Malevich, 1878-1935," the surprising retrospective on view at the National Gallery of Art, is a show shaped like a triangle pointing to the heavens. It's a journey to the peak, and a kind of mystic quest.

His paintings range in subject from the most mundane to the most exalted. He shows us the paring of thick toenails, the polishing of floors, peasants in the fields -- and what he called "the infinite." Malevich -- the first to paint a wholly non-objective picture -- changed the history of art. CLASSICAL Justus Frantz will be the soloist with Mstislav Rostropovich conducting Mozart's Piano Concerto No. 24 in C minor in this week's National Symphony Orchestra concerts. The program will also feature Shostakovich's Fourth Symphony. The week's other major orchestral event will be a concert by the Philadelphia Orchestra tomorrow evening, with Riccardo Muti conducting and violinist Nadja Salerno-Sonnenberg as soloist.

The Washington Concert Opera will perform Donizetti's "Lucrezia Borgia" to a capacity audience today at the Lisner Auditorium.

Tuesday will be soprano night on local campuses, with Elizabeth Kirkpatrick singing at Mount Vernon College with pianist Carla Hubner and poet Jean Nordhaus, while George Mason University offers the first in a series of free vocal programs in the Harris Theatre: soprano Rosalind Gnatt singing Schubert, Brahms, Wagner, Strauss and Mahler with pianist William Huckaby. They will be joined by mezzo-soprano Willow Johnson and soprano Sally Martin (who will give recitals at GMU later in the season) for the Act 3 Trio from "Der Rosenkavalier."

The United States Air Force Band will celebrate its 40th anniversary with a gala concert Friday night in the Kennedy Center Concert Hall.

The DeReggi Inter-Arts Ensemble will give the world premiere of a dance opera, "The Secret World," Saturday and next Sunday at the French Embassy.

Also worth noting: Artists to End Hunger, featuring violinist Jody Gatwood, soprano Susan Bender, flutist Kathleen Trahan and pianist Maribeth Gowen, Thursday night at Wesley Theological Seminary; the Shir Chadash Chorale, today at Washington Cathedral; soprano Rosa Vento, today at the Phillips Collection; the Castle Trio, tonight at the National Museum of American History; National Musical Arts, tonight at the National Academy of Sciences. DANCE For the first time in the United States in almost 20 years: The Royal Cambodian Dancers at the Kennedy Center Terrace Theater on Tuesday and Wednesday; and Thursday through Sunday at the Terrace Theater, the Urban Bush Women present "Praise House," a new work commissioned by the Washington Performing Arts Society to celebrate its 25th anniversary season. FILM Jeff Goldblum is a paragon of gawky charm and awkward vulnerabilities in "The Tall Guy," a British-made romp with the comic gusto of "A Fish Called Wanda." This tall guy is a fish out of water, an outsized American Gulliver striding Cleese-clumsy among London's swifter-thinking Lilliputians. He's the china shop bull, not stamping the teacups but attempting to sip from them daintily, pinky curled. POP MUSIC Dorothy Donegan is the wild, wild woman of the jazz piano, with enough history to give her playing rare weight and substance: at Blues Alley tomorrow.

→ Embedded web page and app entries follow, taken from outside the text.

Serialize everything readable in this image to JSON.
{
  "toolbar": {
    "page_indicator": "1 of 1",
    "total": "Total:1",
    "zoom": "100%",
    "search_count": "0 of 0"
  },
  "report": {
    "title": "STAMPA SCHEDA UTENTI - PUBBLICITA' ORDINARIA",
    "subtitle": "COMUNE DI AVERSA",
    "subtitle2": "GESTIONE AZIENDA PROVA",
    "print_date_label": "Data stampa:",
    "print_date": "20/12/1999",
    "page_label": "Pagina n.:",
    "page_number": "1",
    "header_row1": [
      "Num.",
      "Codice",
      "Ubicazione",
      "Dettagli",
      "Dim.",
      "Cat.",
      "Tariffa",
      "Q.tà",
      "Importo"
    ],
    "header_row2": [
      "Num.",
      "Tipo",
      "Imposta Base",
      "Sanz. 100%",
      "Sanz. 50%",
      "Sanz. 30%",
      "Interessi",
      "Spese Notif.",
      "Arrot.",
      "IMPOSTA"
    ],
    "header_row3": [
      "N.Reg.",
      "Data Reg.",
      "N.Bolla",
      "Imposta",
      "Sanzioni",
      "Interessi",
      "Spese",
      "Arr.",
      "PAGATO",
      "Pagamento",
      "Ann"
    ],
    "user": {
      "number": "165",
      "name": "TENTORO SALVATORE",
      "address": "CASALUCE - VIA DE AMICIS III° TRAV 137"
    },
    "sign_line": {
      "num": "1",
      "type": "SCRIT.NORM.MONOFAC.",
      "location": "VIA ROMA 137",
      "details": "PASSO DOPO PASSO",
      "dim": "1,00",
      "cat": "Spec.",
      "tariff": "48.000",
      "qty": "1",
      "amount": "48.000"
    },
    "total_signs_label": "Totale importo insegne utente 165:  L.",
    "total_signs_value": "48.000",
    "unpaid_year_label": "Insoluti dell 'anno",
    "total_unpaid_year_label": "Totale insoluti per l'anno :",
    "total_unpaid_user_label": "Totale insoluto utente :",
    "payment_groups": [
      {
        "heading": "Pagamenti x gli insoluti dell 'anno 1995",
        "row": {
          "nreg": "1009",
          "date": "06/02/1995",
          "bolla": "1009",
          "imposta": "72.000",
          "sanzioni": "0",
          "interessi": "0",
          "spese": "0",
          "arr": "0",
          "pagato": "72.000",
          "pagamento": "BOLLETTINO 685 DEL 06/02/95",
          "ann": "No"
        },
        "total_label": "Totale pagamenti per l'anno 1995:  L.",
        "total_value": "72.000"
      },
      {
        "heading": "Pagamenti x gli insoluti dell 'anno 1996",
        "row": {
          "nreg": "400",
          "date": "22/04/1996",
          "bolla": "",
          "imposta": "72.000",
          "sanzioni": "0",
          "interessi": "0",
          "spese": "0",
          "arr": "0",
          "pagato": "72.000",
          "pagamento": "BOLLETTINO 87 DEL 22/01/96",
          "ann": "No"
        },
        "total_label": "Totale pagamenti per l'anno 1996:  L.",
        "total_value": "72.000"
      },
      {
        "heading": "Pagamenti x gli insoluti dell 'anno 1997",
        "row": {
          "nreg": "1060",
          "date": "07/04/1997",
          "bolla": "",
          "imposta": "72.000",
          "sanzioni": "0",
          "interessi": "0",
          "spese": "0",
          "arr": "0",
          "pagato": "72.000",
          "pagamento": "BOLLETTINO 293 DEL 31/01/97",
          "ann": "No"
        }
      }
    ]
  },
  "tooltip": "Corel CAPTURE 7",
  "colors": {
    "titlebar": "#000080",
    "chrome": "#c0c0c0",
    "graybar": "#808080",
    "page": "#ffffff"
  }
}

Emmylou Harris, Schooner Fare, Charlie Byrd and Pete Kennedy, Allen Damron, Fat City and Donal Leace -- local artists past and present -- gather together to raise funds to fight cystic fibrosis: Wednesday at Merriweather Post Pavilion.

Baltimore's Harper Brothers gonna work it out Thursday through Sunday at Blues Alley, while saxophonist Bobby Watson and Horizon hold forth at One Step Down Friday and Saturday.

Atlanta's Pylon, reconstituted and gregarious as ever, is at the 9:30 on Friday.

Ray and Cilla Fisher, who have championed the traditional folk styles of Scotland, make a rare Washington appearance Friday at the WES Auditorium.

Gritty Southern soul-funk will be the main course as Betty Wright, Denise Lasalle, Little Milton and Latimore rock staid Constitution Hall on Friday.

Senegal's exquisite Youssou N'Dour shares the bill with South African expatriate trumpeter Hugh Masekela Saturday at Constitution Hall. THEATER For "Richard III," the Shakespeare Theatre at the Folger's season opener, Artistic Director Michael Kahn has devised a rollicking spectacle -- replete with lusty knifings, hearty kicks to the groin and a few deft tosses of a severed head -- in which three hours scramble by like three minutes. It is also visually arresting, witha prisonlike set, evoking a kind of architectural tyranny, designed by Derek McLane, and ominously glinting costumes by Merrily Murray-Walsh. The sheer vigor of the production and Stacy Keach's masterly portrayal of the villainous Duke of Gloucester excuse a multitude of mostly minor sins.